Homeowners will have to pay mortgage insurance for the life of the loan, and borrowers of more than $625,000 are likely to face higher down payments.
In an effort to shore up its financial foundations, the Federal Housing Administration is making some changes in its loan programs.
Since the real-estate bust, FHA loans have become more popular. Those government-backed loans allow down payments as low as 3.5% and are more lenient in their credit and document standards than other loans, including those backed by Fannie Mae and Freddie Mac.

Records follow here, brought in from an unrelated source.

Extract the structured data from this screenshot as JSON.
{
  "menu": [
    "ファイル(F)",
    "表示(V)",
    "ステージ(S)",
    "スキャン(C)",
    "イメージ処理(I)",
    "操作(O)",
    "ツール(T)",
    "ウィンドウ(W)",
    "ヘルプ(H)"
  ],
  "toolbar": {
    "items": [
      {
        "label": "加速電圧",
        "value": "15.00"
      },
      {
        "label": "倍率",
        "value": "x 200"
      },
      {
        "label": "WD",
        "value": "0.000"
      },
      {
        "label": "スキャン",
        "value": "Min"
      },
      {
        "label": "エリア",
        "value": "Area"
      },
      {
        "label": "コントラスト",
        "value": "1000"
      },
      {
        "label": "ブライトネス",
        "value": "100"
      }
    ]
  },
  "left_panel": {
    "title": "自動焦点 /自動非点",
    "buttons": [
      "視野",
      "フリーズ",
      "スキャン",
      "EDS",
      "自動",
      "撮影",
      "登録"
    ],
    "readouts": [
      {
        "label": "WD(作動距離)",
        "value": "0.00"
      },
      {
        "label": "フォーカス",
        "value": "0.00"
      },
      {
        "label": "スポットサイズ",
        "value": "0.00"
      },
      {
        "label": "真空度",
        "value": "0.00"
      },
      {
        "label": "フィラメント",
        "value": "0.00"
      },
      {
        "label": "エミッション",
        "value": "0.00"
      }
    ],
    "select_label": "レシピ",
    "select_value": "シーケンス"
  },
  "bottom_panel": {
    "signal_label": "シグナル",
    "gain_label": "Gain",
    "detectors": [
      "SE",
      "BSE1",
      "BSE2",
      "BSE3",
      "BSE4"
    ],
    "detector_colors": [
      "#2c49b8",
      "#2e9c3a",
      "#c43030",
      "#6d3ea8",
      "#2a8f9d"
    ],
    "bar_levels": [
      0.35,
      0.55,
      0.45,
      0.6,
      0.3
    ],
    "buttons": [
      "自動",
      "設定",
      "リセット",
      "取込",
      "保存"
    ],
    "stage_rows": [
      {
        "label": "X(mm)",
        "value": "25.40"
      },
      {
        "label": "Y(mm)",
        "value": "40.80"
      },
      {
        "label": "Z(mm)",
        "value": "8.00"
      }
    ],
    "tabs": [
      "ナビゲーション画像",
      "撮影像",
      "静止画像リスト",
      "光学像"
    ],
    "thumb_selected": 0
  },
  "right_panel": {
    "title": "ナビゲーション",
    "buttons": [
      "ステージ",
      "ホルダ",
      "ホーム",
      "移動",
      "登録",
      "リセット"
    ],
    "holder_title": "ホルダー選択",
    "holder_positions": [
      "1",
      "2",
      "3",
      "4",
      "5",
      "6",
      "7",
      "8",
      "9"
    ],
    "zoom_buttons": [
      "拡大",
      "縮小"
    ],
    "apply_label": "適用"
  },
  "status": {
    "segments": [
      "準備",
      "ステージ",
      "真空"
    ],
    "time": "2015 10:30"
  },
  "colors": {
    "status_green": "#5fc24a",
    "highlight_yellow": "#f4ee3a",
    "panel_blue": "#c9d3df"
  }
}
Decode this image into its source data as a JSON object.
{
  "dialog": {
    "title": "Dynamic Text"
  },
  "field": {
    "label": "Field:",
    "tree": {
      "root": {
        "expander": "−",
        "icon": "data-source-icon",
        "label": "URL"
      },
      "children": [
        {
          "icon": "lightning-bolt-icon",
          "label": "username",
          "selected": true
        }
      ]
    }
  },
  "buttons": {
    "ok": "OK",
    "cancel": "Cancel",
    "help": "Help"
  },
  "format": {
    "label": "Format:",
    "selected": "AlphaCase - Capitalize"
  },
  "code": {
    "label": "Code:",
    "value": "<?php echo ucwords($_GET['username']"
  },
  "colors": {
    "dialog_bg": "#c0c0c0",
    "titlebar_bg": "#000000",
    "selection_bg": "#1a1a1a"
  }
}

One change that will affect all FHA borrowers is that the mortgage insurance premiums, the equivalent of private mortgage insurance, will stay in effect for the life of the loan. Now, borrowers can ask to have that payment eliminated after their equity has grown to 22%, similar to the rules for PMI borrowers. The change takes the FHA back to its policy before 2001.
The cost of the mortgage insurance premiums also will rise, by 0.1% on regular mortgages and 0.05% on loans of more than $625,000. That will make the annual cost up to 1.25% for regular loans and up to 1.6% in high-cost areas where FHA insures more expensive loans. The increase will add about $13 a month to the payment on a $150,000 loan.
The FHA also is proposing that down payments be increased to a minimum of 5% for loans of more than $625,000.
Other pending changes would:
- Lower the upfront costs on reverse mortgages to homeowners over 62 while lowering the available payout. The consolidation of two FHA reverse-mortgage programs into one with these changes goes into effect April 1.
- Require manual underwriting for loans to borrowers with credit scores below 620 and a debt-to-income ratio of more than 43%.
- Create a new homeowner counseling program for some borrowers, including those with previous foreclosures.
"These are essential and appropriate measures to manage and protect FHA’s single-family insurance programs," FHA Commissioner Carol Galante said in a news release. "... These changes will encourage the return of private capital to the housing market and make sure FHA remains a vital source of affordable and sustainable mortgage financing for future generations of American homebuyers."
The news release also said that the FHA is going to go after companies that are aggressively marketing FHA mortgages to homeowners who lost their homes to foreclosure. Those homeowners are eligible for FHA mortgages after three years have passed, assuming they meet all the other qualifications. But some lenders are advertising that the FHA guarantees to issue those mortgages, which is not true.
If you can't afford it, you shouldn't buy it. If you can afford it, by all means buy what you like but please be knowleadgeable of the rules. I agree to the new rules for FHA loans. In addition, the new rules are not really new. It was the policy in place before 2001. The new/old rules has always dictate that when the borrower's equity on the property equal to 22 pct or greater, the borrower may request the lender to stop charging for MIP. The same rule also applies for private mortgage insurance charged on a conventional loan (PMI). But now comes the magic question. How many people really remember the rule when the time come, and how many really take action to stop the lender from collecting private mortgage insurance indefinetely?
can someone answer this question: If there are people out there that have never been late paying a bill, mortgage etc.....why are they being punished for the people who did not pay their bills or mortgages? if anything, the people who pay bills on time should be rewarded with a good interest rate, no pmi etc....now, that gives a person something to look forward to and strive for. why pay a bill on time or hell pay it at all if we are all treated the same. I just dont get it.